It was cloudy with rain on the horizon when I headed out to Boundary Bay to try for some more shots of the Buff-breasted Sandpiper and Ruff. Both had been seen earlier in the day. As I was about to head down to the beach,
… this female Coyote trotted by.
Once it had passed I headed west to the pilings and there was no sign of either the Buff-breasted or Ruff. So I headed back all the way to 112 St. and still nothing.
Fortunately there were lots of Pectoral Sandpiper around today.
So I settled in with one group,
… and got a few photos of one cooperative bird.
Even tried my hand at video for the first time in the field with the new camera when the Pectoral Sandpiper settled in next to some Least Sandpipers.
Not wanting to give up I headed all the way back to the pilings. Brian was tagging along on the dyke while I remained on the beach,
… and just west of the pilings we located the Ruff.

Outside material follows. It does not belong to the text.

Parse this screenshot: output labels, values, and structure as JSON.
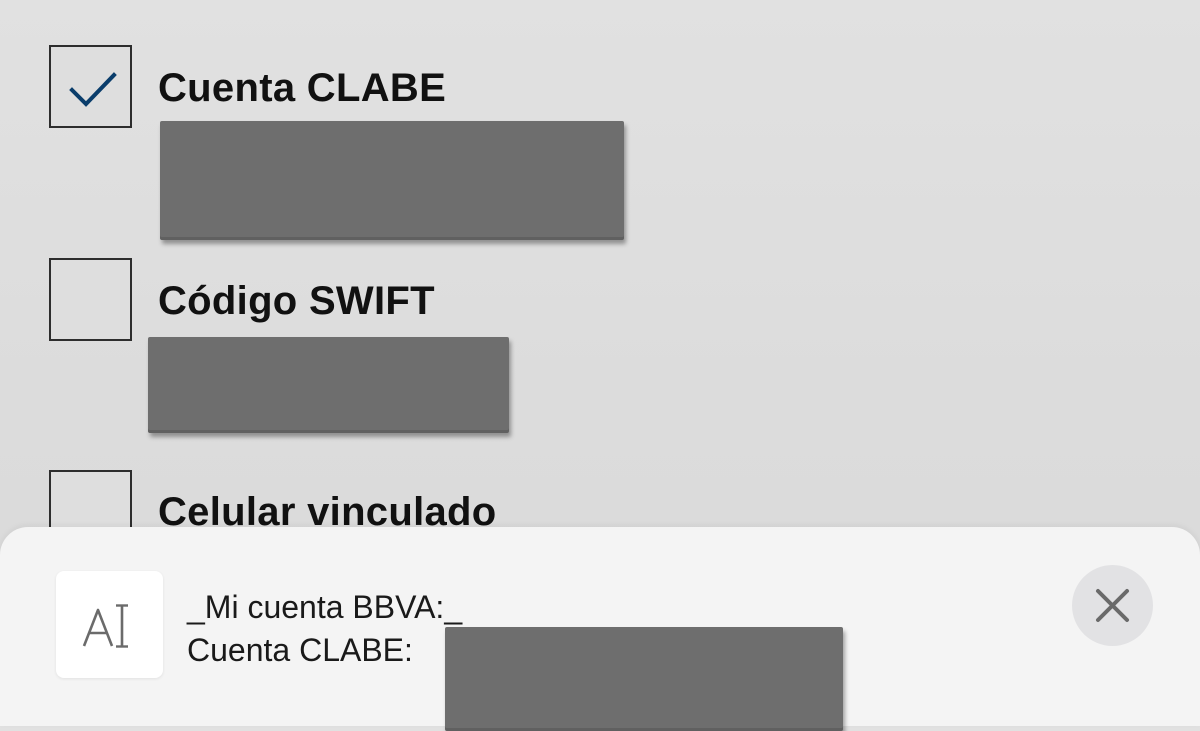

While it was busy foraging with some Pectoral Sandpipers initially,
… it settled down in one area
… to do some preening. As it was staying put,
… figured I would try my hand at some more video before calling it a day. The timing was good as I got back to 104 St. the rain started.
On the tidal flats at Boundary Bay prior to the high tide there were lots of shorebirds around again this afternoon.
The only ones that seemed willing to cooperate with me were some Baird’s Sandpiper.
With a little patience they settled in with me there,
… continuing to forage amongst the seaweed.
As the tide came in I met up with Roger and John who had been watching the plover flocks. They had seen the Red Knots and Marbled Godwit that have been around the last few days. Neither them or myself had seen a Buff-breasted Sandpiper. We all headed back up on to the dyke and headed west towards the pilings. In that area Roger spotted a juvenile Ruff. We saw it fly west, circle high overhead and then drop back down to the beach. After checking all the way to 96 St. we could not relocate the bird. Roger left us at this point and John and I headed back still trying to relocate the Ruff. He had also heard from another birder that there were four Buff-breasted Sandpipers to the east closer to 112 St.
Just west of 104 St. we came across Mike who had located the Ruff.
Not wanting to spook the bird I stayed up on the dyke initially.
After almost an hour of watching and photographing,
… I had an opportunity to move down from the dyke amongst the logs.
This provided a closer and better vantage point for photos.
Cannot ask for much more than this with a fairly rare visitor like the Ruff.